The practice of U.S. public companies issuing quarterly earnings-per-share (EPS) guidance is coming under increased scrutiny and criticism. For more than a decade, analysts and investors have eagerly anticipated these forecasts — and the ensuing stock price fluctuations — every three months (or more often, as adjustments are made). Opponents of providing quarterly EPS guidance have argued that the pressure it puts on companies to meet or exceed the forecasts each quarter results in “short-termism” to the detriment of long-term, value-creating business strategies. [FOOTNOTE 1] Short-term investors, such as hedge funds, tend to like forecasts and earnings guidance because the differences between actual and forecasted EPS may provide profitable trading and arbitrage opportunities. [FOOTNOTE 2] As the anti-quarterly-guidance movement gathers steam, companies — whose executives, in general, would be delighted to avoid the time-consuming and stressful process of preparing earnings forecasts at least four times per year — appear to be trending away from quarterly EPS guidance toward a more nuanced, individualized disclosure model.

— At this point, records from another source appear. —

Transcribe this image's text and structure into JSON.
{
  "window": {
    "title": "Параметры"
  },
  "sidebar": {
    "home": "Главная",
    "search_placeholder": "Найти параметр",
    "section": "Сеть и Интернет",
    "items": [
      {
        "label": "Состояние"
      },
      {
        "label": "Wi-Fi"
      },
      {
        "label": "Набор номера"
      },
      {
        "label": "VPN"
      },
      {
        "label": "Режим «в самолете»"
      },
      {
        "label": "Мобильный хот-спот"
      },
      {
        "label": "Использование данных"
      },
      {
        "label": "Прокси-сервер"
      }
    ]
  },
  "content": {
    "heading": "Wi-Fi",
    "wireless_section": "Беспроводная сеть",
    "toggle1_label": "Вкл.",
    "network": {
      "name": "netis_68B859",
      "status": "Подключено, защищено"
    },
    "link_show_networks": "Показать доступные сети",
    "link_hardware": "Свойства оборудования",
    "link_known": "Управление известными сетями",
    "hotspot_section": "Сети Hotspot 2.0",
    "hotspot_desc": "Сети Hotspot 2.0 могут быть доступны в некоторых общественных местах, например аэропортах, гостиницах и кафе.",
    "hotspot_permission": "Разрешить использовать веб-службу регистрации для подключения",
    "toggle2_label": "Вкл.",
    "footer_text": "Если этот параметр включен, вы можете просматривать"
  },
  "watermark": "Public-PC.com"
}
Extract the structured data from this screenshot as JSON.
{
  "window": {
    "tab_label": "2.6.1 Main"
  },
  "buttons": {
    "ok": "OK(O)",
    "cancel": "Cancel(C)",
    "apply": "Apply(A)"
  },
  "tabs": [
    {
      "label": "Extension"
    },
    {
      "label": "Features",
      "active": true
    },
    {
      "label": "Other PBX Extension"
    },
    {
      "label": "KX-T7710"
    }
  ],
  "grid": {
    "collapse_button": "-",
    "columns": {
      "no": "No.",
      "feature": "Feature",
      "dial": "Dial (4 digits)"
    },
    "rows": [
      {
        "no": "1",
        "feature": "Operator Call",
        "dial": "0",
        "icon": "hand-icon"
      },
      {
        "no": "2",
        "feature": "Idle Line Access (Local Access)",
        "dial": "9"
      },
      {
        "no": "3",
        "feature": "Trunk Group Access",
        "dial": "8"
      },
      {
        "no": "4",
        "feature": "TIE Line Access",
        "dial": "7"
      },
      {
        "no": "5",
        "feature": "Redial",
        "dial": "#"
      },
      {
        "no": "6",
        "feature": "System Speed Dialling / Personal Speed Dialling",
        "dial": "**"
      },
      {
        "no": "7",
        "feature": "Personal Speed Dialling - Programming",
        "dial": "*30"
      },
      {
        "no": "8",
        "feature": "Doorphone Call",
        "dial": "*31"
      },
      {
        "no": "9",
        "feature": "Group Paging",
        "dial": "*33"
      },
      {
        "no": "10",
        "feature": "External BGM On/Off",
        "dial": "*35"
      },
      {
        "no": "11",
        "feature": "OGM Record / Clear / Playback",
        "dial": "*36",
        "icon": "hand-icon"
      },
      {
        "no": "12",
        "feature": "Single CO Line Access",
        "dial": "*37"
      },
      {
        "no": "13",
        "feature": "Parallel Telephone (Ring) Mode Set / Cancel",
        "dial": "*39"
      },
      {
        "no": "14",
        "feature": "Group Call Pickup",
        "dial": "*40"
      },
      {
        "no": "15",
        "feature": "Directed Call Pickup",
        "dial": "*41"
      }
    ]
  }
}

Two high-profile reports were recently issued calling for the permanent elimination of quarterly earnings guidance. In March 2007, an independent commission established by the U.S. Chamber of Commerce issued a report in which one of the primary recommendations focused on ending the practice of quarterly guidance; [FOOTNOTE 3] and last month, the Aspen Institute released a set of principles for long-term value creation that advocated against the use of quarterly estimates, and was signed by a wide-ranging coalition of business and investor organizations, large companies, pension funds and trade unions. [FOOTNOTE 4]